- Please submit your application and complete the host institution application process via: https://le.ac.uk/study/research-degrees/funded-opportunities/centa-phd-studentships. Please scroll to the bottom of the page and click on the “Apply for NERC CENTA Studentship” button. Your CV can uploaded to the Experience section of the online form, the CENTA application form 2024 can be uploaded to the Personal Statement section of the online form. Please quote CENTA 2024-L8-CENTA2-SGGE1-MILE when completing the application form.
Applications must be submitted by 23:59 GMT on Wednesday 10th January 2024.

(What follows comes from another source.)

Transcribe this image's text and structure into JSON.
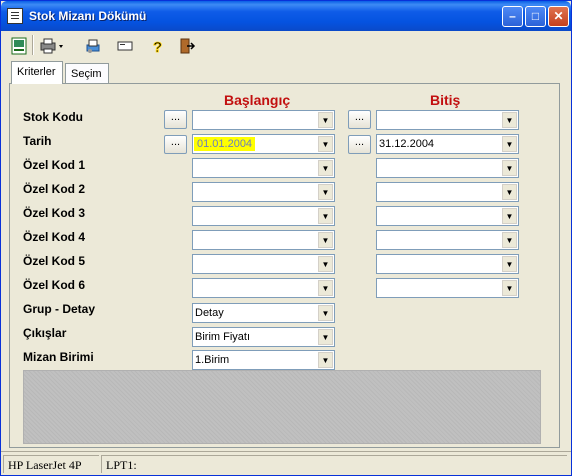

A thorough review of the latest literature will be conducted. Fieldwork and sample collection will be conducted on Tenerife within the first six months. Training in SEM imaging and point analysis will be provided at the University of Leicester. An application to the NERC ion microprobe facility will be made for volatile and trace element analysis. Attend a national conference.
Ongoing sample preparation and analysis. Presentation of results at large national and international conference.
Integration of data will provide a model for volatile evolution. Publication of papers. Presentation at large national and international conference.
Cooper, L.B., Bachmann, O., Huber, C., 2015. Volatile budget of Tenerife phonolites inferred from textural zonation of S-rich haüyne. Geology. 43, 423-426.
Hartley, M.E., Bali, E., Mclennan, J., Neave, D., Halldorsson, S.A., Melt inclusion constrains on petrogensis of the 2014-2015 Holuhraun eruption, Iceland. Contributions to Mineralogy and Petrology, 173:10.
Miles, A.J., Graham, C.M., Hawkesworth, C.J., Gillespie, M.R., Hinton, R.W., EIMF, 2013, Evidence for distinct stages of magma history recorded by the compositions of accessory apatite and zircon: Contributions to Mineralogy and Petrology, v. 166, p. 1-19.